### Instructions to follow
Take every line from the entries below that includes the word "Alerts" and copy it.
+++ Records supplied +++
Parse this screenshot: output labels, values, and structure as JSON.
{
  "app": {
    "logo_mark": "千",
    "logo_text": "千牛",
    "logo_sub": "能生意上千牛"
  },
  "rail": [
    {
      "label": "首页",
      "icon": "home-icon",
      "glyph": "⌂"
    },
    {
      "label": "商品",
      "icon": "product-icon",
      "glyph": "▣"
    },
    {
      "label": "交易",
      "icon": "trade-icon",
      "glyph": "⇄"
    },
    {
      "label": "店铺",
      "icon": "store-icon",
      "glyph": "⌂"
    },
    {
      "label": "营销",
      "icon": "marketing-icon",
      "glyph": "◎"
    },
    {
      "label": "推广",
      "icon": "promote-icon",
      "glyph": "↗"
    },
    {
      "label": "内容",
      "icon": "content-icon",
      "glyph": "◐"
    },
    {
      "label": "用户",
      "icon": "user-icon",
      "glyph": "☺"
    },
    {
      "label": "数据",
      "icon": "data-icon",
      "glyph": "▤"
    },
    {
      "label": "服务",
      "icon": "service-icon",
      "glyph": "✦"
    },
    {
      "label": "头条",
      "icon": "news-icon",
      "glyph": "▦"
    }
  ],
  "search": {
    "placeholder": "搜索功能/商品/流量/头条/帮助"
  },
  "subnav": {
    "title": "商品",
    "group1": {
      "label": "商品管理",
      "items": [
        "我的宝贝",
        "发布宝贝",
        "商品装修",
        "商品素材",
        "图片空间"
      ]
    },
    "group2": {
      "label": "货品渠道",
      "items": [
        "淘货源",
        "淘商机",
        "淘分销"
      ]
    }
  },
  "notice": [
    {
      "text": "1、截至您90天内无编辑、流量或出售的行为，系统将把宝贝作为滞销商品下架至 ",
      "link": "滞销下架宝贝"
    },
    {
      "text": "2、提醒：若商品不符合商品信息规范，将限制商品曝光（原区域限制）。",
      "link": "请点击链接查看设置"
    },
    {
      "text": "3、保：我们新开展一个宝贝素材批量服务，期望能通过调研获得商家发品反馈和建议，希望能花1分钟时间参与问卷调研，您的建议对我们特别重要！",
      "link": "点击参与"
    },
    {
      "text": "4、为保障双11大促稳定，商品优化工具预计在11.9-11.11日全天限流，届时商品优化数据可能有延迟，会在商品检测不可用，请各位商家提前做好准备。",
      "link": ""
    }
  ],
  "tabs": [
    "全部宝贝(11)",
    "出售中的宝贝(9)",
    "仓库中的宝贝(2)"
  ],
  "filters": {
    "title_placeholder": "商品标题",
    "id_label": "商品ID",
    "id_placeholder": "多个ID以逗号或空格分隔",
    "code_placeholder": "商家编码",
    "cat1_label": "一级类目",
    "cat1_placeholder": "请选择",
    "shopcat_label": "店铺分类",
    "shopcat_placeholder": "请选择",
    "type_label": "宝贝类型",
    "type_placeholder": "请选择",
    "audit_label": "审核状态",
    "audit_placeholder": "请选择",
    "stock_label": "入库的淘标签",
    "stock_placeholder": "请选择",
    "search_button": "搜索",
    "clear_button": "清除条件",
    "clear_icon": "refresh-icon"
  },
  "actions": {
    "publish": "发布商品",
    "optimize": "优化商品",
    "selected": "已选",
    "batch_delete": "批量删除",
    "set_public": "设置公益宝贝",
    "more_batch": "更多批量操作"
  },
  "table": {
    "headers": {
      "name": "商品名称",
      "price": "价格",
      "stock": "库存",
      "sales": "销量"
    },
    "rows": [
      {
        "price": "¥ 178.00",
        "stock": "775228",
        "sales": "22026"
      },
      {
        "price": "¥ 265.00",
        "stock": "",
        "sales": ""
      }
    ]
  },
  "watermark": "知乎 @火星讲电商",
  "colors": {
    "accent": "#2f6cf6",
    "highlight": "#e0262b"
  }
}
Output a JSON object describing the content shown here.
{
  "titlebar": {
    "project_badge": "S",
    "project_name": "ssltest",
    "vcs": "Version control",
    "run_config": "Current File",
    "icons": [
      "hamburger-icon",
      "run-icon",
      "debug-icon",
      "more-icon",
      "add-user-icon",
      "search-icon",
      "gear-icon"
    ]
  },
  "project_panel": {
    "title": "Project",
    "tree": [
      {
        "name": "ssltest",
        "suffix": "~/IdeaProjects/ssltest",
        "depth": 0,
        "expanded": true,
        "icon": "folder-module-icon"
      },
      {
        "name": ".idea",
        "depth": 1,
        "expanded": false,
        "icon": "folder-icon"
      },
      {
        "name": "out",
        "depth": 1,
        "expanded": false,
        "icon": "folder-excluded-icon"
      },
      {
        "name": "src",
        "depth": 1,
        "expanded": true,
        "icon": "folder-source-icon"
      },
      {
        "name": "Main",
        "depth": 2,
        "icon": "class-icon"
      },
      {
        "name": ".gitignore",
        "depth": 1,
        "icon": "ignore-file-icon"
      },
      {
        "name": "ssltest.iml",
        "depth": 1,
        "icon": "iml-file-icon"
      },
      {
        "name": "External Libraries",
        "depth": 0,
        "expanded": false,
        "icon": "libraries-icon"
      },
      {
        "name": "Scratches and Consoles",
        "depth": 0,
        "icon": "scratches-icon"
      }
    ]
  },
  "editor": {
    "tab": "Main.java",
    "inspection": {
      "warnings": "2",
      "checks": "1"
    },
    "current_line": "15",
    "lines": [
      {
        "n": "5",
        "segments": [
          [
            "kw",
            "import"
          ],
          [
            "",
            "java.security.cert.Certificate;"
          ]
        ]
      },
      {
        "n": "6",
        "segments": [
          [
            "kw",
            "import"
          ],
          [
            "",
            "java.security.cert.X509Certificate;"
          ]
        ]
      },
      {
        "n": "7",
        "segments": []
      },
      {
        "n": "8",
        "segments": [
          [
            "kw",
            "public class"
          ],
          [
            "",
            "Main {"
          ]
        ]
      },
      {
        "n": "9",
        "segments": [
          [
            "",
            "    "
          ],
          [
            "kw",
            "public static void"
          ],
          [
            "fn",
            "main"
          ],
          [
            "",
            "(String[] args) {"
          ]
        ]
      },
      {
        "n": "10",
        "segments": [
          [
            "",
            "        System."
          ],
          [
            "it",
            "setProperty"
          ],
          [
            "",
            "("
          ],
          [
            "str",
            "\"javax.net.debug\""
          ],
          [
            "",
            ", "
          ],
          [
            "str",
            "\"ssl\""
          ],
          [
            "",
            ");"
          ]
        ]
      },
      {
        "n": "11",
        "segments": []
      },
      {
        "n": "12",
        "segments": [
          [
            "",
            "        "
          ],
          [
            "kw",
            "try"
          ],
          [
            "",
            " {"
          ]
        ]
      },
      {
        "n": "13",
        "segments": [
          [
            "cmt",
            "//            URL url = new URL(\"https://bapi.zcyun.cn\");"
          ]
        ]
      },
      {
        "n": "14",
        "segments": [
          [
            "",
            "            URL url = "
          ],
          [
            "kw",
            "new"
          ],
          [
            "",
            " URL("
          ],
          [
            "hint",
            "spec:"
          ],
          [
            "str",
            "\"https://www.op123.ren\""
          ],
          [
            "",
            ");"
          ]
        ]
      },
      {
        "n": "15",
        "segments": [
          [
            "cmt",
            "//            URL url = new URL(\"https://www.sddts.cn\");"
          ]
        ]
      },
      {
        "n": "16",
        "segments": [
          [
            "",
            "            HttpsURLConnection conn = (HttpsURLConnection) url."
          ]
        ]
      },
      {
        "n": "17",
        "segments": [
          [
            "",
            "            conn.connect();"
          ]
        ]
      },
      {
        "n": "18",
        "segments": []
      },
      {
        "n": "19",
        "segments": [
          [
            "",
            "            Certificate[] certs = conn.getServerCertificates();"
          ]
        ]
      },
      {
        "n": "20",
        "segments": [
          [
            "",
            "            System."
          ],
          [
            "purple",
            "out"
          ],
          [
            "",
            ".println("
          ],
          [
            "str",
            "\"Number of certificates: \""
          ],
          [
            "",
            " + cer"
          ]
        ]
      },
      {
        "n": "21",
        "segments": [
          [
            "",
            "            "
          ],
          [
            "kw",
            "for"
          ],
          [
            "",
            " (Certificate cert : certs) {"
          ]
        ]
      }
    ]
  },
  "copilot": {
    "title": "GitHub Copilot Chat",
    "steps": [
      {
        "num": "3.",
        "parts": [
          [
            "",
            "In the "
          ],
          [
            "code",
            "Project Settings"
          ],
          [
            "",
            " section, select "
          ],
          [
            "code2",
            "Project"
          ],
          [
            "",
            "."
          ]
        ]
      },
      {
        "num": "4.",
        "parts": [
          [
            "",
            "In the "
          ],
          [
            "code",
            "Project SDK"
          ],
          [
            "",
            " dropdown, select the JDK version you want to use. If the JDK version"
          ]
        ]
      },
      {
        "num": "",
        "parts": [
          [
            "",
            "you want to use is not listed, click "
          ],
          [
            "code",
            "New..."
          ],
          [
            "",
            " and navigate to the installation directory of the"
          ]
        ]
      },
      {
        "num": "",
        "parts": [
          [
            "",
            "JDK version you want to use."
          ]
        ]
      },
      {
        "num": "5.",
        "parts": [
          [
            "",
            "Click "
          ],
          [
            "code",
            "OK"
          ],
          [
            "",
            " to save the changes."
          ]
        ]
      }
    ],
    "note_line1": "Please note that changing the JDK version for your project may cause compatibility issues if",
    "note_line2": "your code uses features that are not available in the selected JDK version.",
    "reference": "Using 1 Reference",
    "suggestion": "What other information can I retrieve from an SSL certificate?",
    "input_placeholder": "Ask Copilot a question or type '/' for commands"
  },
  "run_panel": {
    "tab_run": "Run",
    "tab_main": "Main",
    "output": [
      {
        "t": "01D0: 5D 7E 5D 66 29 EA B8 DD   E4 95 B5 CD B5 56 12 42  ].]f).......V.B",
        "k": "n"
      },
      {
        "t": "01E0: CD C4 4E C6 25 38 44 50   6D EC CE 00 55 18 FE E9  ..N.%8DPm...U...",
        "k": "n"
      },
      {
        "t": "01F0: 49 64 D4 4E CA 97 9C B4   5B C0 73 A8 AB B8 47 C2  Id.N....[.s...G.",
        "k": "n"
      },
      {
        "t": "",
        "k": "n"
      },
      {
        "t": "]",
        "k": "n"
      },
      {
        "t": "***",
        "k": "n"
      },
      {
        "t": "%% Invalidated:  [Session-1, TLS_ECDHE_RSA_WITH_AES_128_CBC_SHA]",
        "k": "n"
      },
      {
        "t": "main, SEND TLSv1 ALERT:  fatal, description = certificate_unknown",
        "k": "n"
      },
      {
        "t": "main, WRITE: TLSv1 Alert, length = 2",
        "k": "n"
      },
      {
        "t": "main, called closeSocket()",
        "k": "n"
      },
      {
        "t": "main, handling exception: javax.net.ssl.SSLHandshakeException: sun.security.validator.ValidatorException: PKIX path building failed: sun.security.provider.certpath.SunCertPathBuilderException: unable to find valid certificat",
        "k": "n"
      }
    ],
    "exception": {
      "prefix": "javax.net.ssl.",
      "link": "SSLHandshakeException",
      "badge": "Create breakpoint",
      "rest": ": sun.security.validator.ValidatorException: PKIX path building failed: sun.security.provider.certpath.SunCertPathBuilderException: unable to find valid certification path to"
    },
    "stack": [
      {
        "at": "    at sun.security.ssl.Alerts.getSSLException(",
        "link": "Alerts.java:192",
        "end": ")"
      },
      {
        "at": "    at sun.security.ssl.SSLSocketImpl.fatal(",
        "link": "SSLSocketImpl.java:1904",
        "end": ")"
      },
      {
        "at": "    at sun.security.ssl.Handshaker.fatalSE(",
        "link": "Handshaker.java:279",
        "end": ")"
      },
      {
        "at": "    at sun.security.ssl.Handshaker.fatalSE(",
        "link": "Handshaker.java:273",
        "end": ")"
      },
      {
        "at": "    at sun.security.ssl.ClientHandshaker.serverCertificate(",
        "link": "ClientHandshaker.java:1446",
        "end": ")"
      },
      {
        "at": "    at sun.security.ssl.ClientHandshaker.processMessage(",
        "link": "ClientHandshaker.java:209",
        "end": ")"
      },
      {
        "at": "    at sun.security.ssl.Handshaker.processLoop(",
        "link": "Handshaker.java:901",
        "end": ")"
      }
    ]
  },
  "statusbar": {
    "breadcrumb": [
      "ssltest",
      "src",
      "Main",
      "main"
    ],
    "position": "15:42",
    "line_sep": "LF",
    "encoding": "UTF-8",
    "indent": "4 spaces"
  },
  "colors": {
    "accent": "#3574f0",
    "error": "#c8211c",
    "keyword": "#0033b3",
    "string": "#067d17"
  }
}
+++
### Answer to the problem
        "at": "    at sun.security.ssl.Alerts.getSSLException(",
        "link": "Alerts.java:192",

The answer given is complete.